* Source data *

——

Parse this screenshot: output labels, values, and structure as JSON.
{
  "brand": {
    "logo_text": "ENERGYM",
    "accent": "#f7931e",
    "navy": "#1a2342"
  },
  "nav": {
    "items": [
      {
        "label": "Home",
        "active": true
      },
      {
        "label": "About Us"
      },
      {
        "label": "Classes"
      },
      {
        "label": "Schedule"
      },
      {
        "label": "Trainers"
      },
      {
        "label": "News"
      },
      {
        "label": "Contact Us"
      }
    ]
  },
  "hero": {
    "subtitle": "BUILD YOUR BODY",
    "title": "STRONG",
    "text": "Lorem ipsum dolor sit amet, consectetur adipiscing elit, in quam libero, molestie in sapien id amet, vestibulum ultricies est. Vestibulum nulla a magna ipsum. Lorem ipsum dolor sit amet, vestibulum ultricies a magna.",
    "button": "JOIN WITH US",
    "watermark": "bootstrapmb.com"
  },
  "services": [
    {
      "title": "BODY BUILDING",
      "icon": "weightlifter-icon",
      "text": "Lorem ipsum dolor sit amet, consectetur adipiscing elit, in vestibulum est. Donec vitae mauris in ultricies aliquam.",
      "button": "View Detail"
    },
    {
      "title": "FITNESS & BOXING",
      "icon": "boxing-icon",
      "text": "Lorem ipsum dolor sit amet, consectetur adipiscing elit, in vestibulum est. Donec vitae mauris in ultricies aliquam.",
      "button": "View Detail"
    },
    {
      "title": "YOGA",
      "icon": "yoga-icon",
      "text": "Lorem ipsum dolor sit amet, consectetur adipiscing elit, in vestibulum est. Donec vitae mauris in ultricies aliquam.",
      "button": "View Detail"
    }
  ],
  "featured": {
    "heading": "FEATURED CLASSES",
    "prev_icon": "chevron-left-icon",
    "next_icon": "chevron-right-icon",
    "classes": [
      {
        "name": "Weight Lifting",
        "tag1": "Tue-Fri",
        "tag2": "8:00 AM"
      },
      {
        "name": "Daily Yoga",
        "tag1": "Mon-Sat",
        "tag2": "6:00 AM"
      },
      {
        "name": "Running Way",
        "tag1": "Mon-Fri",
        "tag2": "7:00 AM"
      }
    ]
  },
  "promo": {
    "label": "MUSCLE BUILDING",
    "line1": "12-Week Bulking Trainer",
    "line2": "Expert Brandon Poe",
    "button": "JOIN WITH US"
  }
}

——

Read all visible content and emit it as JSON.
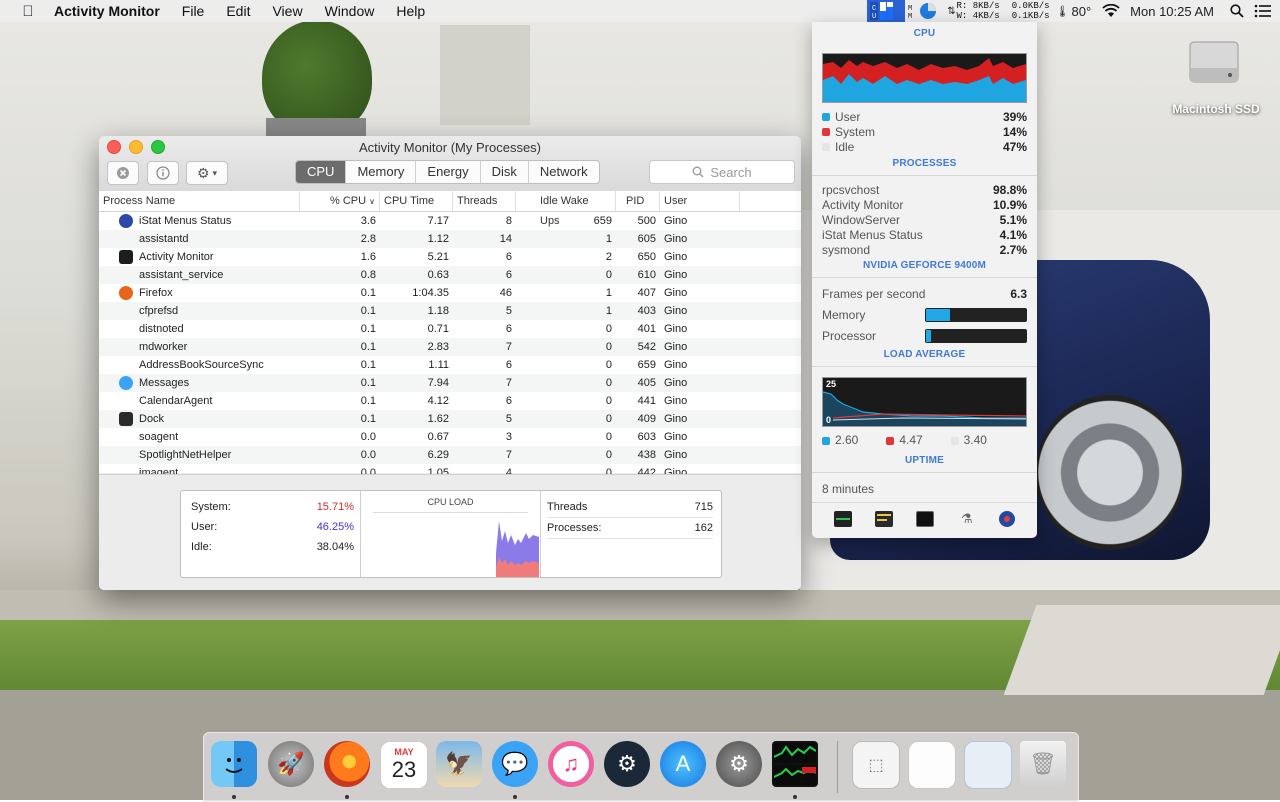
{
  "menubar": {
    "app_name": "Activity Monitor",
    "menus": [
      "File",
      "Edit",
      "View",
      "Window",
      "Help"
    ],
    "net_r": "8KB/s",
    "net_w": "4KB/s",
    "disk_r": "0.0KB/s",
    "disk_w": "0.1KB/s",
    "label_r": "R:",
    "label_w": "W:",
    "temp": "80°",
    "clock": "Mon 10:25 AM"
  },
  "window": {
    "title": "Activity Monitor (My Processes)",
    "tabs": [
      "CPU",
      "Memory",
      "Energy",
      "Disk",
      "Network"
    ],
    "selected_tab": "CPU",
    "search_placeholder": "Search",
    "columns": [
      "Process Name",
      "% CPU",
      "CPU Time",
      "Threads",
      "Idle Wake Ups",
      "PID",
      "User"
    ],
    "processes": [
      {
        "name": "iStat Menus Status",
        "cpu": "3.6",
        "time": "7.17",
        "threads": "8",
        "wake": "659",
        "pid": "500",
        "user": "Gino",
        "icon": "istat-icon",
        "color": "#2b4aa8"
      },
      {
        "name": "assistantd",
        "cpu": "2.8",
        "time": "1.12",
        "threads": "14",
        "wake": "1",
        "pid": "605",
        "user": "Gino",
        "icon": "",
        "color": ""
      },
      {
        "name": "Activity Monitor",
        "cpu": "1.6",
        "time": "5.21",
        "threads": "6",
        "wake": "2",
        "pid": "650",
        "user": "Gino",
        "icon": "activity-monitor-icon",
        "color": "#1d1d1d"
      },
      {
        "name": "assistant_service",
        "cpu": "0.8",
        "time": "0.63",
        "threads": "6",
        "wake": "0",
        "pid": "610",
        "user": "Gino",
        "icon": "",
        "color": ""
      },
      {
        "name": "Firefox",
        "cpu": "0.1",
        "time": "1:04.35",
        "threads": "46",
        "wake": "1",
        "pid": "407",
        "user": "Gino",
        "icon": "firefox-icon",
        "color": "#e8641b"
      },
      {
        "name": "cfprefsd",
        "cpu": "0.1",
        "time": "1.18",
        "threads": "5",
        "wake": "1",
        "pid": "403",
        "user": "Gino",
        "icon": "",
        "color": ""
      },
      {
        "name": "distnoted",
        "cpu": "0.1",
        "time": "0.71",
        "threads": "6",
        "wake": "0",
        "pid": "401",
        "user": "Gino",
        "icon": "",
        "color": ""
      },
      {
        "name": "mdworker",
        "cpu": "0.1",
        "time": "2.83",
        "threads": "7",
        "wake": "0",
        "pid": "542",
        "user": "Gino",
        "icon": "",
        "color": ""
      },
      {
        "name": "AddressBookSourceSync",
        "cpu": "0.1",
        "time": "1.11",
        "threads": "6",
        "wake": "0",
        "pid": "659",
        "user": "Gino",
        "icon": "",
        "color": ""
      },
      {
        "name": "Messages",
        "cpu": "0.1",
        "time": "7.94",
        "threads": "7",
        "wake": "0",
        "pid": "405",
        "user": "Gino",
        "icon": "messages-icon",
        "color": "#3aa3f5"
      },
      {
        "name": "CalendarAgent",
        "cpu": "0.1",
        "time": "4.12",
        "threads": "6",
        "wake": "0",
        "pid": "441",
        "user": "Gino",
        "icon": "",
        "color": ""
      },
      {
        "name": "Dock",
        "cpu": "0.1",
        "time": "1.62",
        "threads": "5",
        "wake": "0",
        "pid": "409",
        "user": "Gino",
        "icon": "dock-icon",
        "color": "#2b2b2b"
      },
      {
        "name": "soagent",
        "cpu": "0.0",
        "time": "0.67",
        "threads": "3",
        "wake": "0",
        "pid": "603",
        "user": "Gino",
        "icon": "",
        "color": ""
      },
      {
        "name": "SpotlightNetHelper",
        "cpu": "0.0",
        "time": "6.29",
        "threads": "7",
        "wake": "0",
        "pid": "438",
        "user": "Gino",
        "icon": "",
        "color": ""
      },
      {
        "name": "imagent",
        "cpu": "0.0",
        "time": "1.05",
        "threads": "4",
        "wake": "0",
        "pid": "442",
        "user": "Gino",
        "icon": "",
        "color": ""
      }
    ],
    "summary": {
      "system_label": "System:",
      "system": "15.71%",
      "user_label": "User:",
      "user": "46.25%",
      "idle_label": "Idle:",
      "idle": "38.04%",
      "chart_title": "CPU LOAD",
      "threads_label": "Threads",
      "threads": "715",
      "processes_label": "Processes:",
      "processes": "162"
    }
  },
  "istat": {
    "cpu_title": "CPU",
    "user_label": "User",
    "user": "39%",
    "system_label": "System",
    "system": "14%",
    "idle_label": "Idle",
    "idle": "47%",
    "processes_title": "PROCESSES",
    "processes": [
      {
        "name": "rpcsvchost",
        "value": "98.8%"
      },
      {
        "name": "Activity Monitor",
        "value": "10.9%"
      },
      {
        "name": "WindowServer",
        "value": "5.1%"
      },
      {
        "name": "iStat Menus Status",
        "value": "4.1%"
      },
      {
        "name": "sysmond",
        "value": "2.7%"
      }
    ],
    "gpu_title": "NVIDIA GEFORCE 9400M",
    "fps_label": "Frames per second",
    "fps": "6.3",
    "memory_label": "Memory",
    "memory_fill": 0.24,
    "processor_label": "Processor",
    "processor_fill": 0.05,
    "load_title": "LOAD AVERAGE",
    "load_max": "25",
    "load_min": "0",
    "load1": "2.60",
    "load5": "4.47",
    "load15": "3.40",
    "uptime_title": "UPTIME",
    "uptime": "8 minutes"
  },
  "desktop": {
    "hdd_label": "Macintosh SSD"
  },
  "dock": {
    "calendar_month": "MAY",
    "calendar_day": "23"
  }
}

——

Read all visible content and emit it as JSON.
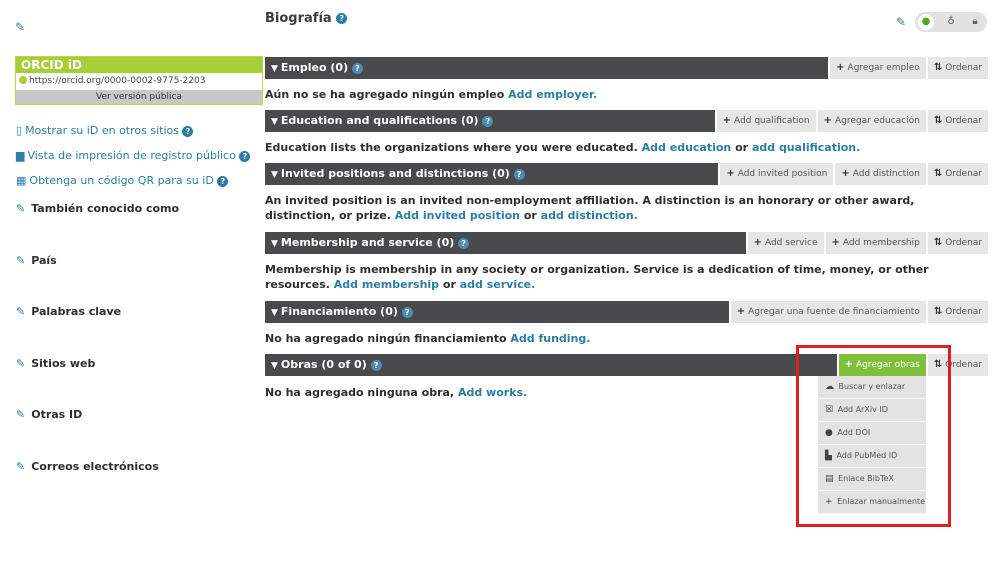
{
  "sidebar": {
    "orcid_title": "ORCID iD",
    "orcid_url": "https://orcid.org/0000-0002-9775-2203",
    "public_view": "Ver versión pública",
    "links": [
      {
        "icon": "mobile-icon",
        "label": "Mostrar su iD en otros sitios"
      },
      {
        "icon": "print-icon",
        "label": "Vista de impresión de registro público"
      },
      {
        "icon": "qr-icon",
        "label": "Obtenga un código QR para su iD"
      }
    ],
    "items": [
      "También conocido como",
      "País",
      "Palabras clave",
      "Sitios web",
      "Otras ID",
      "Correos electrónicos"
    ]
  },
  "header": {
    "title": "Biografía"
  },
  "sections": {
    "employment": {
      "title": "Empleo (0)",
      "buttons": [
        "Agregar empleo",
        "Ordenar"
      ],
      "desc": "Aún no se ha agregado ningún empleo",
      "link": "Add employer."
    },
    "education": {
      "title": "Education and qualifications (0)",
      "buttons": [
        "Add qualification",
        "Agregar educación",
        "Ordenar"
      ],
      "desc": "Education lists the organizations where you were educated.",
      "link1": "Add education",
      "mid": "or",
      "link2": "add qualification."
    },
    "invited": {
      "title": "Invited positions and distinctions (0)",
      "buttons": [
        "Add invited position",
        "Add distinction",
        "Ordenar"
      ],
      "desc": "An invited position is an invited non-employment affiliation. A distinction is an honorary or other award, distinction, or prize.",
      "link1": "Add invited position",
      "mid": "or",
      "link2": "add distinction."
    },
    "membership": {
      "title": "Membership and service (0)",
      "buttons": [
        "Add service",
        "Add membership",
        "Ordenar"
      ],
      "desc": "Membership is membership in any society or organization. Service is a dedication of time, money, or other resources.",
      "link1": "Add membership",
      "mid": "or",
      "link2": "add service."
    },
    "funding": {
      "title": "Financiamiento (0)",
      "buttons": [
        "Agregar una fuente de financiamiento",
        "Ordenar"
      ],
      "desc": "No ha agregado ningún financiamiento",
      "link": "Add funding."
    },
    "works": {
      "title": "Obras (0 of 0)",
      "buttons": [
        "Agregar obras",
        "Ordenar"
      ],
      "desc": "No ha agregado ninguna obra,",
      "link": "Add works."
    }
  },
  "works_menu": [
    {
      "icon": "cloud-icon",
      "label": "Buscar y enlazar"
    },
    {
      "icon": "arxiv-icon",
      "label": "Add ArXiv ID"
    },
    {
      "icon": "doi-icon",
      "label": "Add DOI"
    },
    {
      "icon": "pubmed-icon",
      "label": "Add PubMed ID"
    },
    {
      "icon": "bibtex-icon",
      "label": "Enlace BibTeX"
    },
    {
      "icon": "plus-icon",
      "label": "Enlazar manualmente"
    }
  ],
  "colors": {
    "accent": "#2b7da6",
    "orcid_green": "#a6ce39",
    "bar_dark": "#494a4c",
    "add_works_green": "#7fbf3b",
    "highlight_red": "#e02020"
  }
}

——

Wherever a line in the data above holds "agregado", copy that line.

      "desc": "Aún no se ha agregado ningún empleo",
      "desc": "No ha agregado ningún financiamiento",
      "desc": "No ha agregado ninguna obra,",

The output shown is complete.